The producers asked John Barry to write music for Adam Faith to sing in the movie, and the offer soon expanded to a full score. It was recorded with a 22-piece orchestra including the John Barry Seven. The songs were performed by Adam Faith, and Shirley Anne Field. Due to the popularity of the movie, this became the first British soundtrack to be released on a 12” LP in Britain. Here is a track from the soundtrack, with the unmistakable twangy guitar of Vic Flick. Quentin Tarantino would be proud.
We seem to end each country with a horror film, so what about another classic of the genre, ‘Village of the Damned’? The film started as an MGM US production called ‘The Midwich Cuckoos’, but was too much to stomach for the Catholic Legion of Decency. Aliens, especially the kind that are born to unsuspecting human mothers, went against Biblical teaching and the idea of virgin birth was a major no no. Three other films in this review were condemned by this puritan body: Breathless, L’Avventura and Never on Sunday, so Village of the Damned is in good company. As you can tell, Europeans had no problem digesting these movies, so it was natural for MGM to relocate the shooting to England.

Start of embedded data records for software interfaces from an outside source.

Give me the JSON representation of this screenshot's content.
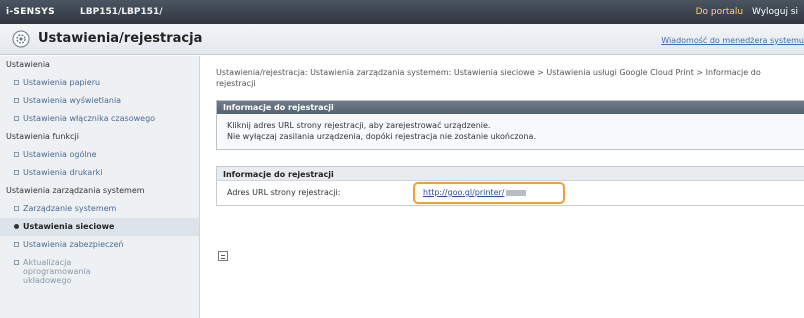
{
  "topbar": {
    "brand": "i-SENSYS",
    "model": "LBP151/LBP151/",
    "portal_link": "Do portalu",
    "logout_link": "Wyloguj si"
  },
  "titlebar": {
    "title": "Ustawienia/rejestracja",
    "message_link": "Wiadomość do menedżera systemu",
    "icon": "settings-gear-icon"
  },
  "sidebar": {
    "groups": [
      {
        "label": "Ustawienia",
        "items": [
          "Ustawienia papieru",
          "Ustawienia wyświetlania",
          "Ustawienia włącznika czasowego"
        ]
      },
      {
        "label": "Ustawienia funkcji",
        "items": [
          "Ustawienia ogólne",
          "Ustawienia drukarki"
        ]
      },
      {
        "label": "Ustawienia zarządzania systemem",
        "items": [
          "Zarządzanie systemem",
          "Ustawienia sieciowe",
          "Ustawienia zabezpieczeń",
          "Aktualizacja oprogramowania układowego"
        ]
      }
    ],
    "active_item": "Ustawienia sieciowe"
  },
  "main": {
    "breadcrumb": "Ustawienia/rejestracja: Ustawienia zarządzania systemem: Ustawienia sieciowe > Ustawienia usługi Google Cloud Print > Informacje do rejestracji",
    "info_panel": {
      "header": "Informacje do rejestracji",
      "line1": "Kliknij adres URL strony rejestracji, aby zarejestrować urządzenie.",
      "line2": "Nie wyłączaj zasilania urządzenia, dopóki rejestracja nie zostanie ukończona."
    },
    "registration_panel": {
      "header": "Informacje do rejestracji",
      "url_label": "Adres URL strony rejestracji:",
      "url_value": "http://goo.gl/printer/"
    }
  },
  "colors": {
    "highlight": "#f0a032",
    "link": "#2a4f9a",
    "topbar": "#2e3640"
  }
}
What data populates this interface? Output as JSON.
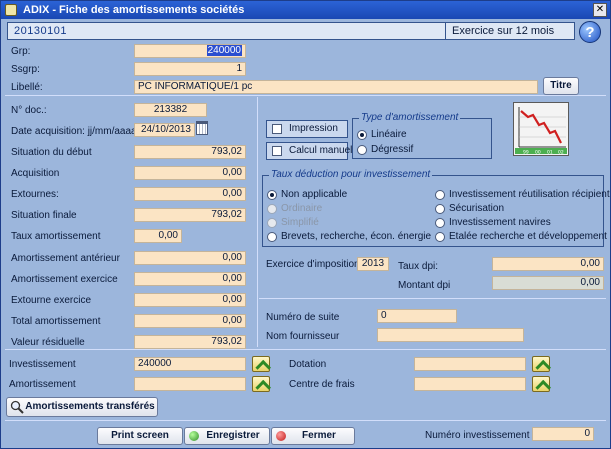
{
  "window": {
    "title": "ADIX - Fiche  des amortissements sociétés"
  },
  "header": {
    "code": "20130101",
    "exercice": "Exercice sur 12 mois"
  },
  "ident": {
    "grp_label": "Grp:",
    "grp_value": "240000",
    "ssgrp_label": "Ssgrp:",
    "ssgrp_value": "1",
    "libelle_label": "Libellé:",
    "libelle_value": "PC INFORMATIQUE/1 pc",
    "titre_button": "Titre"
  },
  "left": {
    "ndoc_label": "N° doc.:",
    "ndoc_value": "213382",
    "date_label": "Date acquisition: jj/mm/aaaa",
    "date_value": "24/10/2013",
    "rows": [
      {
        "label": "Situation du début",
        "value": "793,02"
      },
      {
        "label": "Acquisition",
        "value": "0,00"
      },
      {
        "label": "Extournes:",
        "value": "0,00"
      },
      {
        "label": "Situation finale",
        "value": "793,02"
      },
      {
        "label": "Taux amortissement",
        "value": "0,00"
      },
      {
        "label": "Amortissement antérieur",
        "value": "0,00"
      },
      {
        "label": "Amortissement exercice",
        "value": "0,00"
      },
      {
        "label": "Extourne exercice",
        "value": "0,00"
      },
      {
        "label": "Total amortissement",
        "value": "0,00"
      },
      {
        "label": "Valeur résiduelle",
        "value": "793,02"
      }
    ]
  },
  "options": {
    "impression": "Impression",
    "calcul_manuel": "Calcul manuel"
  },
  "type_amort": {
    "legend": "Type d'amortissement",
    "lineaire": "Linéaire",
    "degressif": "Dégressif"
  },
  "taux": {
    "legend": "Taux déduction pour investissement",
    "left": [
      "Non applicable",
      "Ordinaire",
      "Simplifié",
      "Brevets, recherche, écon. énergie"
    ],
    "right": [
      "Investissement réutilisation récipient",
      "Sécurisation",
      "Investissement navires",
      "Etalée recherche et développement"
    ]
  },
  "imposition": {
    "exercice_label": "Exercice d'imposition",
    "exercice_value": "2013",
    "taux_dpi_label": "Taux dpi:",
    "taux_dpi_value": "0,00",
    "montant_dpi_label": "Montant dpi",
    "montant_dpi_value": "0,00"
  },
  "suite": {
    "numero_label": "Numéro de suite",
    "numero_value": "0",
    "fournisseur_label": "Nom fournisseur",
    "fournisseur_value": ""
  },
  "links": {
    "investissement_label": "Investissement",
    "investissement_value": "240000",
    "amortissement_label": "Amortissement",
    "amortissement_value": "",
    "dotation_label": "Dotation",
    "dotation_value": "",
    "centre_label": "Centre de frais",
    "centre_value": ""
  },
  "transfer_button": "Amortissements transférés",
  "footer": {
    "print": "Print screen",
    "save": "Enregistrer",
    "close": "Fermer",
    "num_inv_label": "Numéro investissement",
    "num_inv_value": "0"
  },
  "chart_icon": {
    "ticks": [
      "99",
      "00",
      "01",
      "02"
    ]
  },
  "colors": {
    "field_bg": "#fbe4c4",
    "panel_bg": "#9cb6dc",
    "title_bg": "#1a47b3",
    "accent_red": "#d02020",
    "accent_green": "#2e8a26"
  }
}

Film score composer Ron Goodwin remembers the movie as “one of the very few low budget movies that MGM were producing at that time.” Goodwin, on one of his early full feature scores, creates with musical instruments what can be mistaken for sound effects, as with the glow-in-the-dark eyes that project the children’s telepathic abilities. The opening theme is a serene melody of harp and flute to illustrate the idyllic setting of the English country-side. However it quickly turns to a sinister mood as the alien children enter the plot.

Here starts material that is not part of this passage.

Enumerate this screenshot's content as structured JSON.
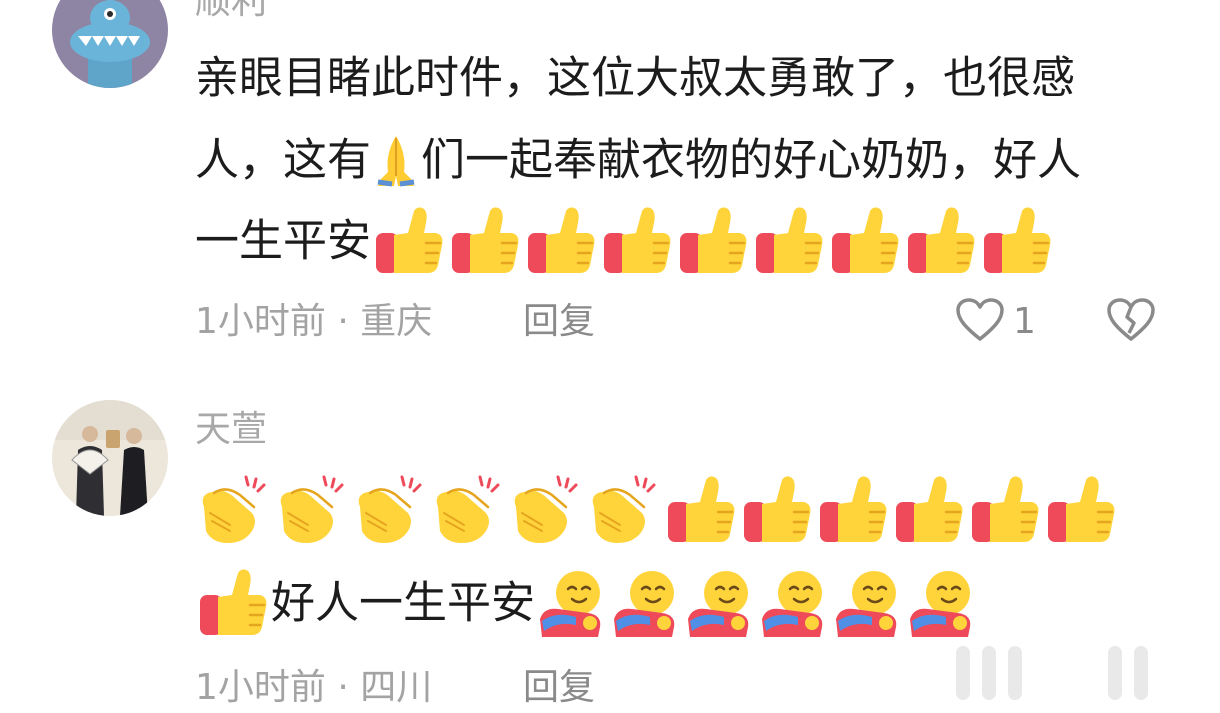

We end this review with another Academy Award and something completely different once again, moving south to the warmth of the Mediterranean and the port of Piraeus in Greece. Jules Dassin directed the film ‘Never on Sunday’, a brilliant romantic comedy starring himself as an American scholar visiting Greece. He meets a beautiful and intelligent prostitute (Melina Mercouri) who teaches him a thing or two about enjoying life. Dassin said about the movie: “I was trying to criticize in comedy this awful tendency that Americans have to try to remake the world in their image, in their thinking, in their imposition of what we call the American way of life. Often half-baked, often without any real understanding of what different countries are about.” The film was a variation of the ‘hooker with a heart of gold’ story, in particular George Bernard Shaw’s Pygmalion.
The music was written by legendary Greek composer Manos Hadjidakis, who also wrote the theme song for the movie, sang by Mercouri. “Ta Pedia tou Pirea” (The Children of Piraeus) features the sublime accompaniment of master bouzouki player Giorgos Zampetas. The song won the Academy Award for Best Original Song in 1960, the first time a foreign-language picture won in that category. It was since covered by many popular orchestras and singers with notable versions by Don Costa, The Chordettes and Connie Francis.

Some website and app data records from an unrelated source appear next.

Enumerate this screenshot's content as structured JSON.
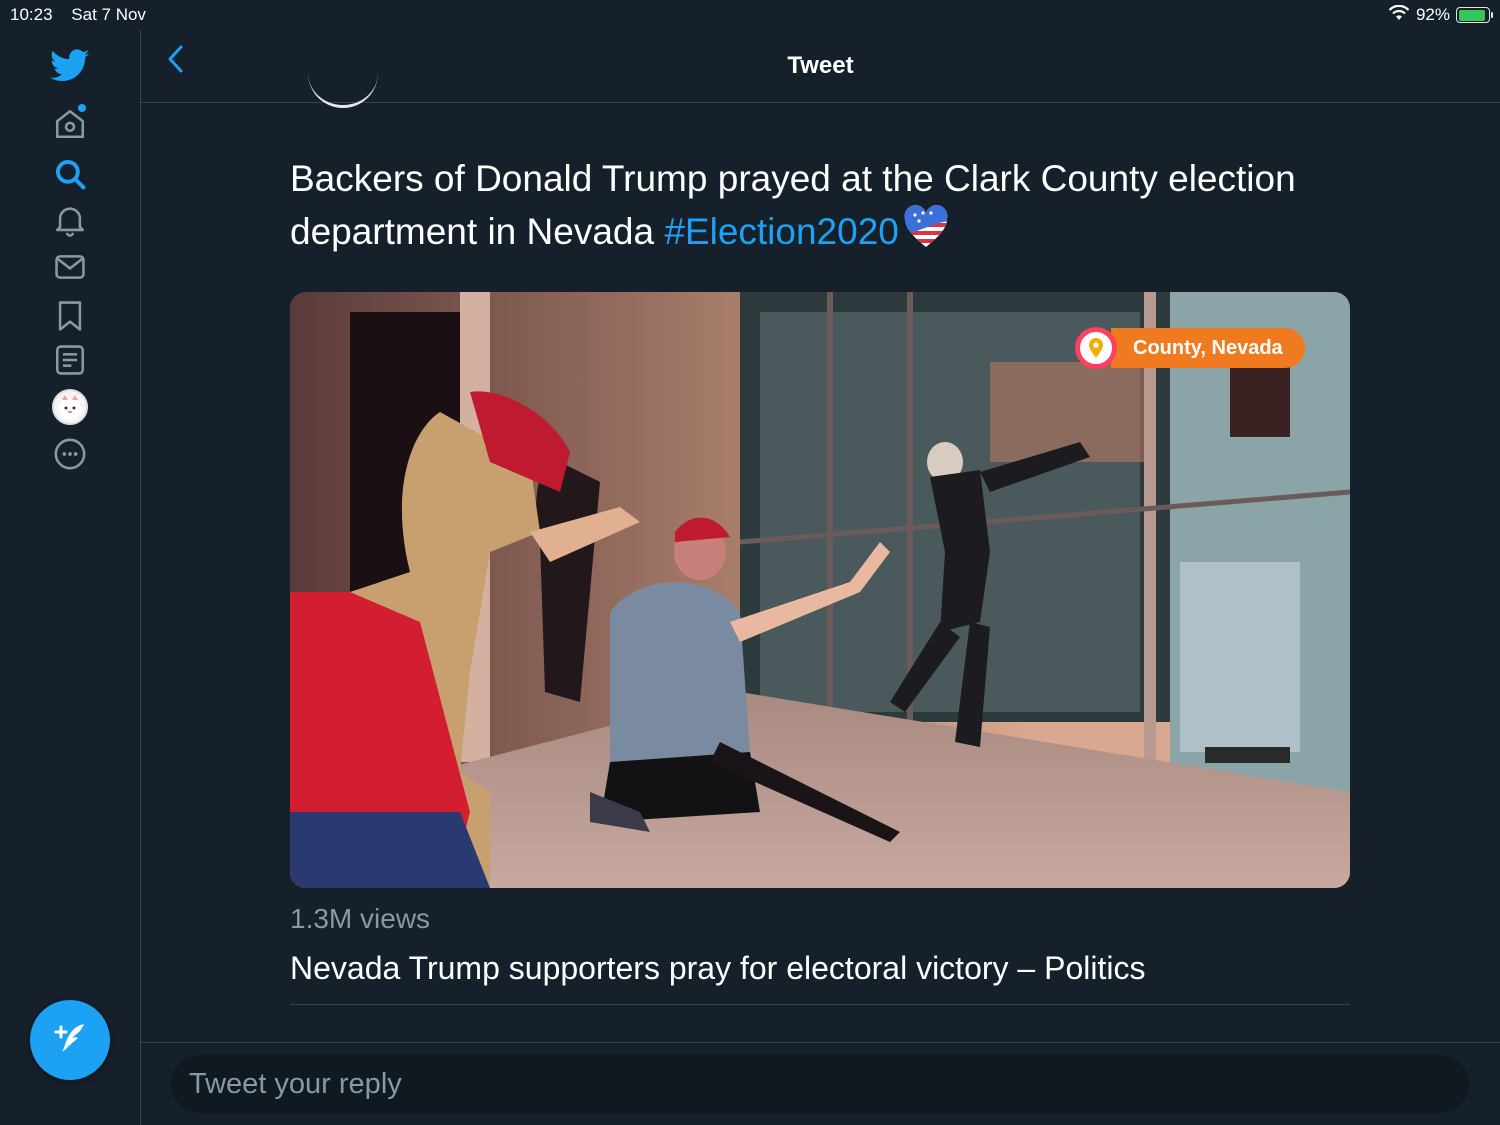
{
  "status_bar": {
    "time": "10:23",
    "date": "Sat 7 Nov",
    "battery": "92%",
    "battery_level": 0.92
  },
  "sidebar": {
    "items": [
      {
        "icon": "twitter-bird-icon"
      },
      {
        "icon": "home-icon",
        "has_notification_dot": true
      },
      {
        "icon": "search-icon",
        "active": true
      },
      {
        "icon": "bell-icon"
      },
      {
        "icon": "mail-icon"
      },
      {
        "icon": "bookmark-icon"
      },
      {
        "icon": "list-icon"
      },
      {
        "icon": "profile-avatar"
      },
      {
        "icon": "more-icon"
      }
    ],
    "compose_icon": "compose-tweet-icon"
  },
  "header": {
    "title": "Tweet",
    "back_icon": "chevron-left-icon"
  },
  "tweet": {
    "text": "Backers of Donald Trump prayed at the Clark County election department in Nevada ",
    "hashtag": "#Election2020",
    "media": {
      "location_label": "County, Nevada"
    },
    "views": "1.3M views",
    "source_title": "Nevada Trump supporters pray for electoral victory – Politics"
  },
  "reply": {
    "placeholder": "Tweet your reply"
  },
  "colors": {
    "background": "#15202b",
    "accent": "#1da1f2",
    "muted_text": "#8899a6",
    "border": "#38444d"
  }
}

Far from one who seeks the limelight, Hadjidakis was quoted saying: “I don’t care about fame. It imprisons me inside its own limitations, not mine.” True to his words, he did not show up to pick the Oscar he won, generating a funny comic relief by Bob Hope, the award presenter.
The golden statuette was sent by mail, but was stolen somewhere in the Balkans. When he was asked to pose for a photo with the prize, Hadjidakis borrowed an Oscar from Katina Paxinou, who in 1943 won the Academy Award for Best Supporting Actress for her role in For Whom the Bell Tolls.
Here is the scene from the movie with its star singing the song:
Categories: A Year in Music